(RECORDS PROVIDED)

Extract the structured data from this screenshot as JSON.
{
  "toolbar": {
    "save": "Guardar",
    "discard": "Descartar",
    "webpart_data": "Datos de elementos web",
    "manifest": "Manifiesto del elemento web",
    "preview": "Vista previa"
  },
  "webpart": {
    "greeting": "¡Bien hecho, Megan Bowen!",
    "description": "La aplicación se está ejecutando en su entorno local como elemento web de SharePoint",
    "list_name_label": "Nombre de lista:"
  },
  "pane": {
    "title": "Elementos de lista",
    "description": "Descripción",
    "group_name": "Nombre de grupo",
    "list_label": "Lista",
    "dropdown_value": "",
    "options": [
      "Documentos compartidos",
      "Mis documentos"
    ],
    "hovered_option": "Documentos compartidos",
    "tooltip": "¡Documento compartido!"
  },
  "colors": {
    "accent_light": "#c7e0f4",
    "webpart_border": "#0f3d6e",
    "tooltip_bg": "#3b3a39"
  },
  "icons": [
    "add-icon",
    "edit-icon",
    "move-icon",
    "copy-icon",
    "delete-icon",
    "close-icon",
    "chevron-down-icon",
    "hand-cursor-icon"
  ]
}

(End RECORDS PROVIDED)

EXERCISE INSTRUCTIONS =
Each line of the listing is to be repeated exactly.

RESULT OF THE EXERCISE =
Extract the structured data from this screenshot as JSON.
{
  "toolbar": {
    "save": "Guardar",
    "discard": "Descartar",
    "webpart_data": "Datos de elementos web",
    "manifest": "Manifiesto del elemento web",
    "preview": "Vista previa"
  },
  "webpart": {
    "greeting": "¡Bien hecho, Megan Bowen!",
    "description": "La aplicación se está ejecutando en su entorno local como elemento web de SharePoint",
    "list_name_label": "Nombre de lista:"
  },
  "pane": {
    "title": "Elementos de lista",
    "description": "Descripción",
    "group_name": "Nombre de grupo",
    "list_label": "Lista",
    "dropdown_value": "",
    "options": [
      "Documentos compartidos",
      "Mis documentos"
    ],
    "hovered_option": "Documentos compartidos",
    "tooltip": "¡Documento compartido!"
  },
  "colors": {
    "accent_light": "#c7e0f4",
    "webpart_border": "#0f3d6e",
    "tooltip_bg": "#3b3a39"
  },
  "icons": [
    "add-icon",
    "edit-icon",
    "move-icon",
    "copy-icon",
    "delete-icon",
    "close-icon",
    "chevron-down-icon",
    "hand-cursor-icon"
  ]
}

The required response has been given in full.